Problem to work on:
From the entries below, gather each line containing the word "localhost".

Records shown:
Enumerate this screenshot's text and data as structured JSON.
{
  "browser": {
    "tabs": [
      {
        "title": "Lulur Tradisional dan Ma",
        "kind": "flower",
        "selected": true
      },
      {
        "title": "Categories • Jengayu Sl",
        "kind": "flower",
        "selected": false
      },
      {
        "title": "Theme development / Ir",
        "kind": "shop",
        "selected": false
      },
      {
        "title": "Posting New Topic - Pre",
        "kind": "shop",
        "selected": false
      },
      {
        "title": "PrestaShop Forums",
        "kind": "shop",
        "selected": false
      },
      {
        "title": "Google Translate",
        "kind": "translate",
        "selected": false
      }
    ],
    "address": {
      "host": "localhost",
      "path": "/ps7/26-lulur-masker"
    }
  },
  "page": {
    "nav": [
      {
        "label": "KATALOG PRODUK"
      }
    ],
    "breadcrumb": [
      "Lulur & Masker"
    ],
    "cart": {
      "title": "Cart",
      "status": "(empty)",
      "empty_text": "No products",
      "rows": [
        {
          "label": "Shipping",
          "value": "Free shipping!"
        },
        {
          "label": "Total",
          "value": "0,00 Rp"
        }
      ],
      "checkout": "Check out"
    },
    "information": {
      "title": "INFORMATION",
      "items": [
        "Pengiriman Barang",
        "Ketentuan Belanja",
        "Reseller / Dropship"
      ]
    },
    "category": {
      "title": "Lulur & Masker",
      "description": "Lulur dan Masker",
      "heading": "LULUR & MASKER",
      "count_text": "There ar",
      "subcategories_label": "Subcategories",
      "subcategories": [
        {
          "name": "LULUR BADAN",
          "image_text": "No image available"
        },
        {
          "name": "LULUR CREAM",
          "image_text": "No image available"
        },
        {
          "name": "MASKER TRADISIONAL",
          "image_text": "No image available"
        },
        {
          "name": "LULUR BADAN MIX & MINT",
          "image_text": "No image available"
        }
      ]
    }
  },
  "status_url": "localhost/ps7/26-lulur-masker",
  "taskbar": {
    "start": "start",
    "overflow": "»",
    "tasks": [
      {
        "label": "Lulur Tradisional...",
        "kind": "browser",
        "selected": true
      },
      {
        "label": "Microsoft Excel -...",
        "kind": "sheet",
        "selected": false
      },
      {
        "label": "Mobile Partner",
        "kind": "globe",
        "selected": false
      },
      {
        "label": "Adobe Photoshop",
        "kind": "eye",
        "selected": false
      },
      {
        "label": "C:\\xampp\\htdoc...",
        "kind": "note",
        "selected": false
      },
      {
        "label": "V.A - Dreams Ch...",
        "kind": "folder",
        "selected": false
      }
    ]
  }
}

Solution for this task:
      "host": "localhost",
  "status_url": "localhost/ps7/26-lulur-masker",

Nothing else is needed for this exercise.